Johannesburg - Throwing a racket in frustration on the court has almost become part of the stroke repertoire of many tenns players. But, whether intended or not, beware if the flying missile should strike an unsuspecting opponent.
And that is what happened in a bizare second-round match at the South African Open at Montecasino on Thursday when Sweden's Johan Brunstrom, who with Jean-Julien Rojer of the Netherlands Antilles was seeded second in the doubles, hurled his racket in apparent frustration after missing a volley on match point, with the wayward object striking Rohan Bopanna on the other side of the net to cause an instant swelling on the Indian player's arm.

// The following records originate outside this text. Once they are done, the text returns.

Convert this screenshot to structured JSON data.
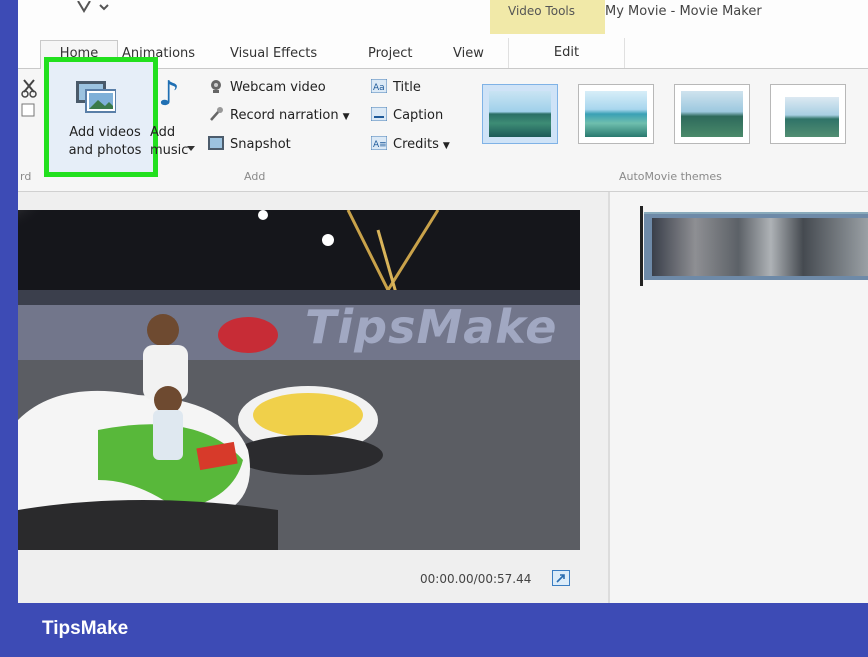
{
  "window": {
    "title": "My Movie - Movie Maker",
    "context_tab_group": "Video Tools"
  },
  "tabs": [
    {
      "label": "Home",
      "active": true
    },
    {
      "label": "Animations"
    },
    {
      "label": "Visual Effects"
    },
    {
      "label": "Project"
    },
    {
      "label": "View"
    },
    {
      "label": "Edit"
    }
  ],
  "ribbon": {
    "clipboard_label_partial": "rd",
    "add_videos": "Add videos\nand photos",
    "add_music": "Add\nmusic",
    "webcam_video": "Webcam video",
    "record_narration": "Record narration",
    "snapshot": "Snapshot",
    "title": "Title",
    "caption": "Caption",
    "credits": "Credits",
    "add_group_label": "Add",
    "themes_group_label": "AutoMovie themes"
  },
  "preview": {
    "watermark": "TipsMake",
    "timecode": "00:00.00/00:57.44"
  },
  "banner": {
    "text": "TipsMake"
  },
  "colors": {
    "highlight": "#22e01e",
    "banner": "#3d4bb5",
    "context_tab": "#f1e9a8"
  }
}
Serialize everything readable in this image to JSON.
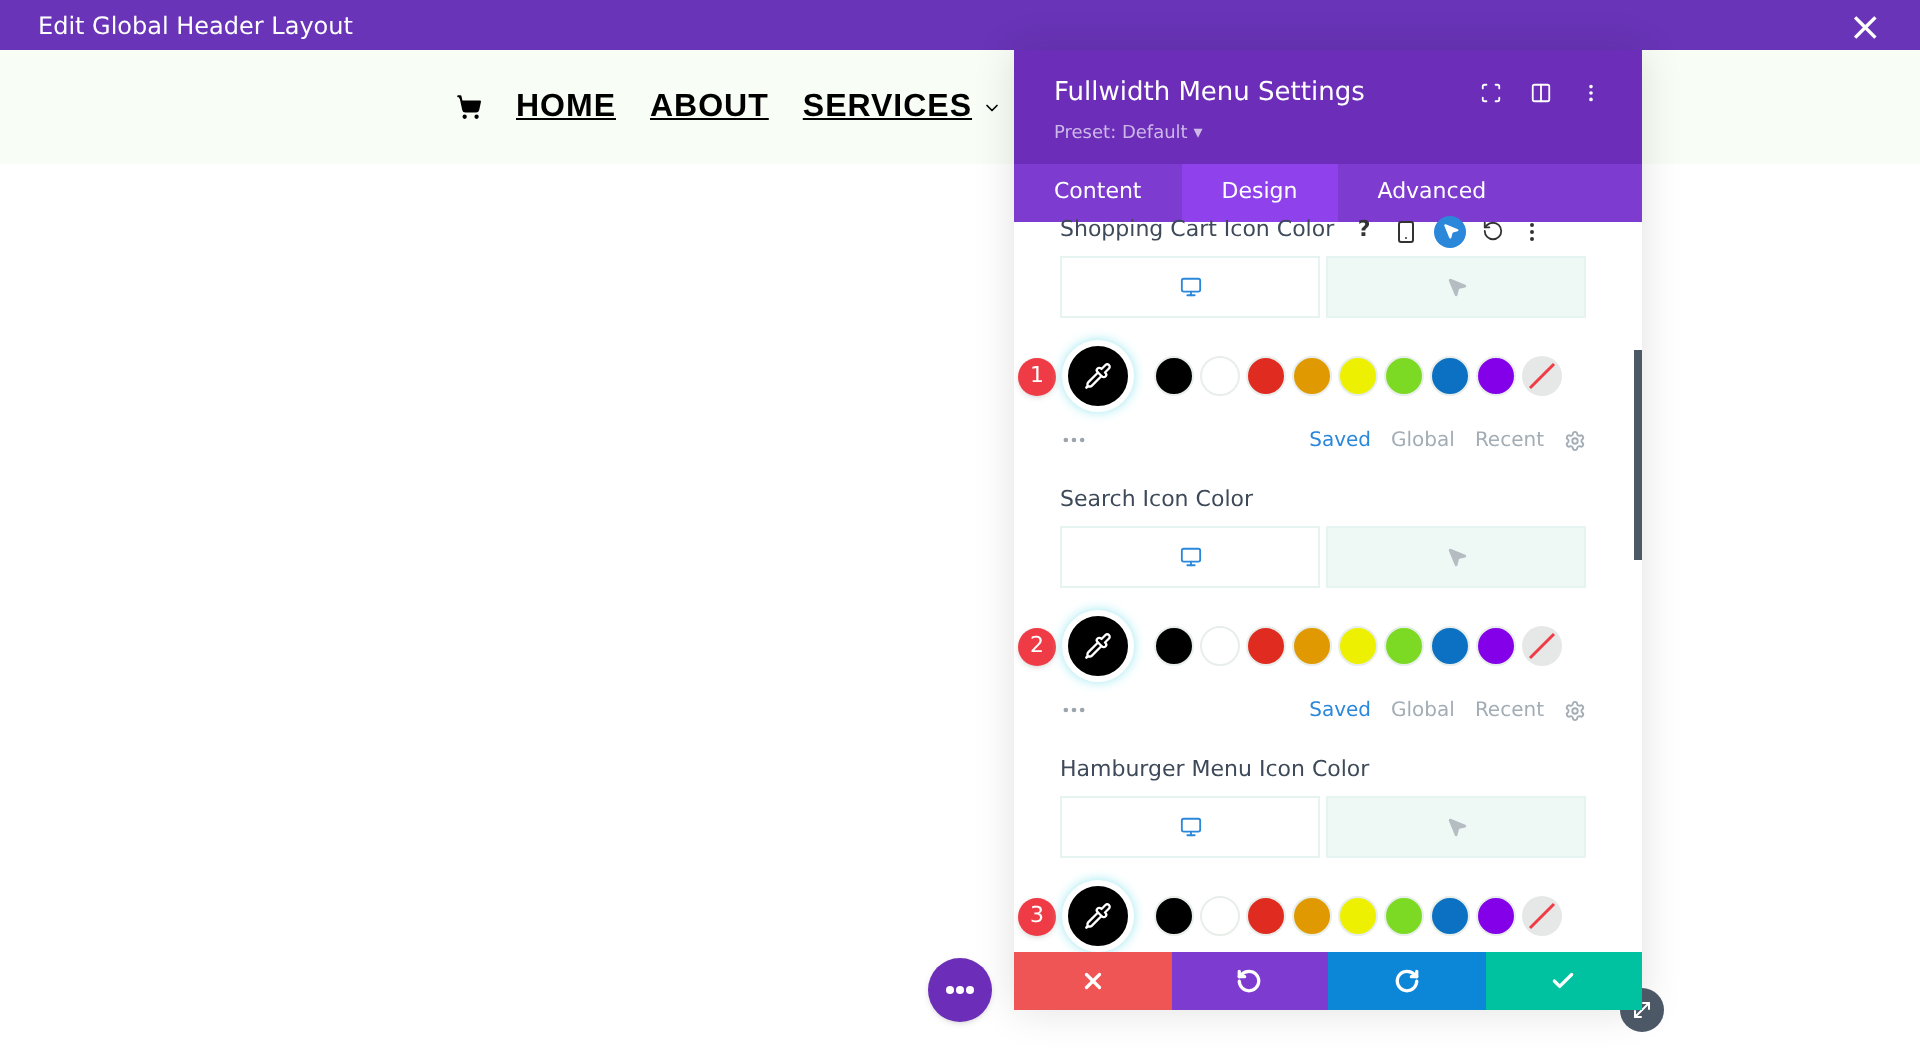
{
  "window": {
    "title": "Edit Global Header Layout",
    "close": "×"
  },
  "nav": {
    "items": [
      {
        "label": "HOME",
        "has_dropdown": false
      },
      {
        "label": "ABOUT",
        "has_dropdown": false
      },
      {
        "label": "SERVICES",
        "has_dropdown": true
      }
    ]
  },
  "panel": {
    "title": "Fullwidth Menu Settings",
    "preset": "Preset: Default",
    "preset_caret": "▾",
    "tabs": [
      {
        "label": "Content",
        "selected": false
      },
      {
        "label": "Design",
        "selected": true
      },
      {
        "label": "Advanced",
        "selected": false
      }
    ],
    "swatches": [
      {
        "color": "#000000"
      },
      {
        "color": "#ffffff"
      },
      {
        "color": "#e02b20"
      },
      {
        "color": "#e09900"
      },
      {
        "color": "#edf000"
      },
      {
        "color": "#7cda24"
      },
      {
        "color": "#0c71c3"
      },
      {
        "color": "#8300e9"
      },
      {
        "kind": "none"
      }
    ],
    "sections": [
      {
        "label": "Shopping Cart Icon Color",
        "toolbar": "?",
        "badge": "1",
        "state_tabs": [
          {
            "kind": "desktop",
            "selected": true
          },
          {
            "kind": "hover",
            "selected": false
          }
        ],
        "links": [
          {
            "label": "Saved",
            "selected": true
          },
          {
            "label": "Global",
            "selected": false
          },
          {
            "label": "Recent",
            "selected": false
          }
        ]
      },
      {
        "label": "Search Icon Color",
        "badge": "2",
        "state_tabs": [
          {
            "kind": "desktop",
            "selected": true
          },
          {
            "kind": "hover",
            "selected": false
          }
        ],
        "links": [
          {
            "label": "Saved",
            "selected": true
          },
          {
            "label": "Global",
            "selected": false
          },
          {
            "label": "Recent",
            "selected": false
          }
        ]
      },
      {
        "label": "Hamburger Menu Icon Color",
        "badge": "3",
        "state_tabs": [
          {
            "kind": "desktop",
            "selected": true
          },
          {
            "kind": "hover",
            "selected": false
          }
        ]
      }
    ],
    "footer": [
      {
        "kind": "cancel"
      },
      {
        "kind": "undo"
      },
      {
        "kind": "redo"
      },
      {
        "kind": "save"
      }
    ]
  }
}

So, instead of progressing into the semi-finals as seemed imminent, Brunstrom and Rojer were disqualified against Bopana and Pakistani Aisam-Ul-Haq Qureshi with the score 6-3 3-6 9-9 in a game that had extended into a deciding 10-point tiebreaker.
"It was an unfortunate ending to the match," said tournament supervisor Gerry Armstrong afterwards, "because it did not seem there was any intent on the part of Brunstrom to strike Bopanna when he threw his racket. The racket richocheted off the net and then struck the unsupecting Bopanna.
"But the ATP rules are quite clear on the matter," added Armstrong, "and whether intentional or not, a player who throws his racket and it then strikes an opponent is automatically disqualified."
The tournament supervisor said it was uncertain whether Bopanna would be fit to play in the semi-finals - "but at this stage it does not appear that serious," added Armstrong.
As for Brunstrom, when the media sought to interview "The Flying Swede" for his version of the unfortunate episode, ATP manager for marketing and media Stephen Duckitt said he was "not available," because the request was made too late after the match had been completed.
But someone then suggested it might have been due to the fear that words and not rackets might have been thrown around dangerously.
As for the moral of the story, Brunstrom and others might in future think twice about throwing a racket on the court - especially when it can cost an ATP title, the possibility of acquiring R180 000 in prize money and 250 ranking points.